AIM OF THE EXERCISE: Would you retype the whole listing verbatim, keeping pictures out of it?
:: INFORMATION PROVIDED
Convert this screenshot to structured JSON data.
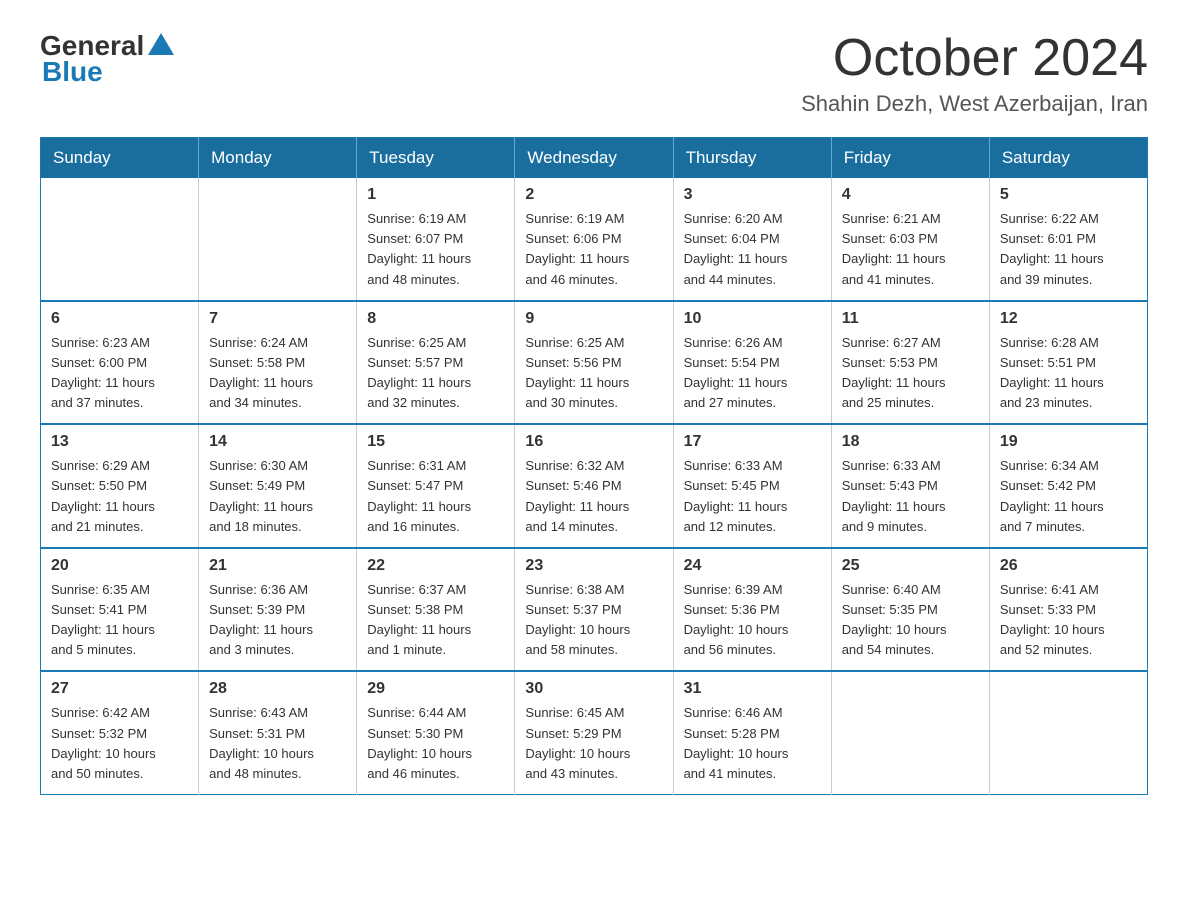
{
  "header": {
    "logo": {
      "general": "General",
      "blue": "Blue"
    },
    "title": "October 2024",
    "subtitle": "Shahin Dezh, West Azerbaijan, Iran"
  },
  "calendar": {
    "days_of_week": [
      "Sunday",
      "Monday",
      "Tuesday",
      "Wednesday",
      "Thursday",
      "Friday",
      "Saturday"
    ],
    "weeks": [
      [
        {
          "day": "",
          "info": ""
        },
        {
          "day": "",
          "info": ""
        },
        {
          "day": "1",
          "info": "Sunrise: 6:19 AM\nSunset: 6:07 PM\nDaylight: 11 hours\nand 48 minutes."
        },
        {
          "day": "2",
          "info": "Sunrise: 6:19 AM\nSunset: 6:06 PM\nDaylight: 11 hours\nand 46 minutes."
        },
        {
          "day": "3",
          "info": "Sunrise: 6:20 AM\nSunset: 6:04 PM\nDaylight: 11 hours\nand 44 minutes."
        },
        {
          "day": "4",
          "info": "Sunrise: 6:21 AM\nSunset: 6:03 PM\nDaylight: 11 hours\nand 41 minutes."
        },
        {
          "day": "5",
          "info": "Sunrise: 6:22 AM\nSunset: 6:01 PM\nDaylight: 11 hours\nand 39 minutes."
        }
      ],
      [
        {
          "day": "6",
          "info": "Sunrise: 6:23 AM\nSunset: 6:00 PM\nDaylight: 11 hours\nand 37 minutes."
        },
        {
          "day": "7",
          "info": "Sunrise: 6:24 AM\nSunset: 5:58 PM\nDaylight: 11 hours\nand 34 minutes."
        },
        {
          "day": "8",
          "info": "Sunrise: 6:25 AM\nSunset: 5:57 PM\nDaylight: 11 hours\nand 32 minutes."
        },
        {
          "day": "9",
          "info": "Sunrise: 6:25 AM\nSunset: 5:56 PM\nDaylight: 11 hours\nand 30 minutes."
        },
        {
          "day": "10",
          "info": "Sunrise: 6:26 AM\nSunset: 5:54 PM\nDaylight: 11 hours\nand 27 minutes."
        },
        {
          "day": "11",
          "info": "Sunrise: 6:27 AM\nSunset: 5:53 PM\nDaylight: 11 hours\nand 25 minutes."
        },
        {
          "day": "12",
          "info": "Sunrise: 6:28 AM\nSunset: 5:51 PM\nDaylight: 11 hours\nand 23 minutes."
        }
      ],
      [
        {
          "day": "13",
          "info": "Sunrise: 6:29 AM\nSunset: 5:50 PM\nDaylight: 11 hours\nand 21 minutes."
        },
        {
          "day": "14",
          "info": "Sunrise: 6:30 AM\nSunset: 5:49 PM\nDaylight: 11 hours\nand 18 minutes."
        },
        {
          "day": "15",
          "info": "Sunrise: 6:31 AM\nSunset: 5:47 PM\nDaylight: 11 hours\nand 16 minutes."
        },
        {
          "day": "16",
          "info": "Sunrise: 6:32 AM\nSunset: 5:46 PM\nDaylight: 11 hours\nand 14 minutes."
        },
        {
          "day": "17",
          "info": "Sunrise: 6:33 AM\nSunset: 5:45 PM\nDaylight: 11 hours\nand 12 minutes."
        },
        {
          "day": "18",
          "info": "Sunrise: 6:33 AM\nSunset: 5:43 PM\nDaylight: 11 hours\nand 9 minutes."
        },
        {
          "day": "19",
          "info": "Sunrise: 6:34 AM\nSunset: 5:42 PM\nDaylight: 11 hours\nand 7 minutes."
        }
      ],
      [
        {
          "day": "20",
          "info": "Sunrise: 6:35 AM\nSunset: 5:41 PM\nDaylight: 11 hours\nand 5 minutes."
        },
        {
          "day": "21",
          "info": "Sunrise: 6:36 AM\nSunset: 5:39 PM\nDaylight: 11 hours\nand 3 minutes."
        },
        {
          "day": "22",
          "info": "Sunrise: 6:37 AM\nSunset: 5:38 PM\nDaylight: 11 hours\nand 1 minute."
        },
        {
          "day": "23",
          "info": "Sunrise: 6:38 AM\nSunset: 5:37 PM\nDaylight: 10 hours\nand 58 minutes."
        },
        {
          "day": "24",
          "info": "Sunrise: 6:39 AM\nSunset: 5:36 PM\nDaylight: 10 hours\nand 56 minutes."
        },
        {
          "day": "25",
          "info": "Sunrise: 6:40 AM\nSunset: 5:35 PM\nDaylight: 10 hours\nand 54 minutes."
        },
        {
          "day": "26",
          "info": "Sunrise: 6:41 AM\nSunset: 5:33 PM\nDaylight: 10 hours\nand 52 minutes."
        }
      ],
      [
        {
          "day": "27",
          "info": "Sunrise: 6:42 AM\nSunset: 5:32 PM\nDaylight: 10 hours\nand 50 minutes."
        },
        {
          "day": "28",
          "info": "Sunrise: 6:43 AM\nSunset: 5:31 PM\nDaylight: 10 hours\nand 48 minutes."
        },
        {
          "day": "29",
          "info": "Sunrise: 6:44 AM\nSunset: 5:30 PM\nDaylight: 10 hours\nand 46 minutes."
        },
        {
          "day": "30",
          "info": "Sunrise: 6:45 AM\nSunset: 5:29 PM\nDaylight: 10 hours\nand 43 minutes."
        },
        {
          "day": "31",
          "info": "Sunrise: 6:46 AM\nSunset: 5:28 PM\nDaylight: 10 hours\nand 41 minutes."
        },
        {
          "day": "",
          "info": ""
        },
        {
          "day": "",
          "info": ""
        }
      ]
    ]
  }
}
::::
TASK ANSWER:
Convert this screenshot to structured JSON data.
{
  "header": {
    "logo": {
      "general": "General",
      "blue": "Blue"
    },
    "title": "October 2024",
    "subtitle": "Shahin Dezh, West Azerbaijan, Iran"
  },
  "calendar": {
    "days_of_week": [
      "Sunday",
      "Monday",
      "Tuesday",
      "Wednesday",
      "Thursday",
      "Friday",
      "Saturday"
    ],
    "weeks": [
      [
        {
          "day": "",
          "info": ""
        },
        {
          "day": "",
          "info": ""
        },
        {
          "day": "1",
          "info": "Sunrise: 6:19 AM\nSunset: 6:07 PM\nDaylight: 11 hours\nand 48 minutes."
        },
        {
          "day": "2",
          "info": "Sunrise: 6:19 AM\nSunset: 6:06 PM\nDaylight: 11 hours\nand 46 minutes."
        },
        {
          "day": "3",
          "info": "Sunrise: 6:20 AM\nSunset: 6:04 PM\nDaylight: 11 hours\nand 44 minutes."
        },
        {
          "day": "4",
          "info": "Sunrise: 6:21 AM\nSunset: 6:03 PM\nDaylight: 11 hours\nand 41 minutes."
        },
        {
          "day": "5",
          "info": "Sunrise: 6:22 AM\nSunset: 6:01 PM\nDaylight: 11 hours\nand 39 minutes."
        }
      ],
      [
        {
          "day": "6",
          "info": "Sunrise: 6:23 AM\nSunset: 6:00 PM\nDaylight: 11 hours\nand 37 minutes."
        },
        {
          "day": "7",
          "info": "Sunrise: 6:24 AM\nSunset: 5:58 PM\nDaylight: 11 hours\nand 34 minutes."
        },
        {
          "day": "8",
          "info": "Sunrise: 6:25 AM\nSunset: 5:57 PM\nDaylight: 11 hours\nand 32 minutes."
        },
        {
          "day": "9",
          "info": "Sunrise: 6:25 AM\nSunset: 5:56 PM\nDaylight: 11 hours\nand 30 minutes."
        },
        {
          "day": "10",
          "info": "Sunrise: 6:26 AM\nSunset: 5:54 PM\nDaylight: 11 hours\nand 27 minutes."
        },
        {
          "day": "11",
          "info": "Sunrise: 6:27 AM\nSunset: 5:53 PM\nDaylight: 11 hours\nand 25 minutes."
        },
        {
          "day": "12",
          "info": "Sunrise: 6:28 AM\nSunset: 5:51 PM\nDaylight: 11 hours\nand 23 minutes."
        }
      ],
      [
        {
          "day": "13",
          "info": "Sunrise: 6:29 AM\nSunset: 5:50 PM\nDaylight: 11 hours\nand 21 minutes."
        },
        {
          "day": "14",
          "info": "Sunrise: 6:30 AM\nSunset: 5:49 PM\nDaylight: 11 hours\nand 18 minutes."
        },
        {
          "day": "15",
          "info": "Sunrise: 6:31 AM\nSunset: 5:47 PM\nDaylight: 11 hours\nand 16 minutes."
        },
        {
          "day": "16",
          "info": "Sunrise: 6:32 AM\nSunset: 5:46 PM\nDaylight: 11 hours\nand 14 minutes."
        },
        {
          "day": "17",
          "info": "Sunrise: 6:33 AM\nSunset: 5:45 PM\nDaylight: 11 hours\nand 12 minutes."
        },
        {
          "day": "18",
          "info": "Sunrise: 6:33 AM\nSunset: 5:43 PM\nDaylight: 11 hours\nand 9 minutes."
        },
        {
          "day": "19",
          "info": "Sunrise: 6:34 AM\nSunset: 5:42 PM\nDaylight: 11 hours\nand 7 minutes."
        }
      ],
      [
        {
          "day": "20",
          "info": "Sunrise: 6:35 AM\nSunset: 5:41 PM\nDaylight: 11 hours\nand 5 minutes."
        },
        {
          "day": "21",
          "info": "Sunrise: 6:36 AM\nSunset: 5:39 PM\nDaylight: 11 hours\nand 3 minutes."
        },
        {
          "day": "22",
          "info": "Sunrise: 6:37 AM\nSunset: 5:38 PM\nDaylight: 11 hours\nand 1 minute."
        },
        {
          "day": "23",
          "info": "Sunrise: 6:38 AM\nSunset: 5:37 PM\nDaylight: 10 hours\nand 58 minutes."
        },
        {
          "day": "24",
          "info": "Sunrise: 6:39 AM\nSunset: 5:36 PM\nDaylight: 10 hours\nand 56 minutes."
        },
        {
          "day": "25",
          "info": "Sunrise: 6:40 AM\nSunset: 5:35 PM\nDaylight: 10 hours\nand 54 minutes."
        },
        {
          "day": "26",
          "info": "Sunrise: 6:41 AM\nSunset: 5:33 PM\nDaylight: 10 hours\nand 52 minutes."
        }
      ],
      [
        {
          "day": "27",
          "info": "Sunrise: 6:42 AM\nSunset: 5:32 PM\nDaylight: 10 hours\nand 50 minutes."
        },
        {
          "day": "28",
          "info": "Sunrise: 6:43 AM\nSunset: 5:31 PM\nDaylight: 10 hours\nand 48 minutes."
        },
        {
          "day": "29",
          "info": "Sunrise: 6:44 AM\nSunset: 5:30 PM\nDaylight: 10 hours\nand 46 minutes."
        },
        {
          "day": "30",
          "info": "Sunrise: 6:45 AM\nSunset: 5:29 PM\nDaylight: 10 hours\nand 43 minutes."
        },
        {
          "day": "31",
          "info": "Sunrise: 6:46 AM\nSunset: 5:28 PM\nDaylight: 10 hours\nand 41 minutes."
        },
        {
          "day": "",
          "info": ""
        },
        {
          "day": "",
          "info": ""
        }
      ]
    ]
  }
}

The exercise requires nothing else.